Gibson Tailpiece Height
What is the correct height for a Gibson stopbar tailpiece?
The final answer is in each of our ears and that answer is personal. However, I am very happy with having basic starting points to use as reference when I'm setting up a guitar. Too, many players, new and experienced, may not trust their ears yet or may not have the ear that is necessary.
Here's my thinking on the "correct" starting point for the tailpiece:
The first LPs with tailpieces had the tailpieces raised off the body. They had to be up off the body because they were the bridge as well as the tailpiece and the strings were topwrapped around them. If the tailpiece was screwed down to the body on these guitars "to maximize sustain" then the string action would have been too low to be playable. Established: the original use of the tailpiece had it raised off the body.
It makes sense to me that when the ABR bridge came out and the tailpiece was moved back, that it was still screwed to the same height as before the ABR. THAT WOULD BE YOUR RECOMMENDED, OR BASIC, STARTING POINT OF REFERENCE. Then someone experimented and screwed the tailpiece down lower. Then someone experimented and screwed the tailpiece higher. "Huh," they thought, "couldn't do this before or it'd screw up the action. Pretty cool. Hey Bill, check this out."

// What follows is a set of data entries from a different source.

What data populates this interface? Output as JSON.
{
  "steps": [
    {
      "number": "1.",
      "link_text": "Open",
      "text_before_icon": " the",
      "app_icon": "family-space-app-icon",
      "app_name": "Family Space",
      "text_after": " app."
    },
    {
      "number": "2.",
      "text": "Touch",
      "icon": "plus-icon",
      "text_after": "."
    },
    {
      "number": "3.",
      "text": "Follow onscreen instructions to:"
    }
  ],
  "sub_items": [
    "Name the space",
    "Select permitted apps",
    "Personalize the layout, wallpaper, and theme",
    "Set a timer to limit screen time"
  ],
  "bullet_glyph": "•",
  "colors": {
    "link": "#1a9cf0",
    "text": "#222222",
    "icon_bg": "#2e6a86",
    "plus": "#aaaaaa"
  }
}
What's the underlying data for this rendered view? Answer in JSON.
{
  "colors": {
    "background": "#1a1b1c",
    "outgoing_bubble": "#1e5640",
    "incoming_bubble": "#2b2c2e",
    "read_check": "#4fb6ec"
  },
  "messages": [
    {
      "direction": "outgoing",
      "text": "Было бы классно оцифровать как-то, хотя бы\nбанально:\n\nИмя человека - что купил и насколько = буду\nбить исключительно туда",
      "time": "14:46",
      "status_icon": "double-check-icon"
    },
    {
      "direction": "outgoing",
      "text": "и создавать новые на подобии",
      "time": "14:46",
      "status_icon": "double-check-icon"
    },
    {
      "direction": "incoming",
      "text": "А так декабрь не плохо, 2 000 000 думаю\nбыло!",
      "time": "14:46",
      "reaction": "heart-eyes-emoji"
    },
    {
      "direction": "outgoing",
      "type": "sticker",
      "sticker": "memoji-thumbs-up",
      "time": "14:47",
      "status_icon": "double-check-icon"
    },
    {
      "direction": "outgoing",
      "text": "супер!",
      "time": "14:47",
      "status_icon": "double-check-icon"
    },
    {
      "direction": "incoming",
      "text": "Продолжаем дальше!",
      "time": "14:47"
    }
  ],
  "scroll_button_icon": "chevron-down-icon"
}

So if you want a place to start, use the height of a tailpiece on someone's R4 or '53 Goldtop or '54 Goldtop. Below is my Historic 1954 Reissue for what its worth.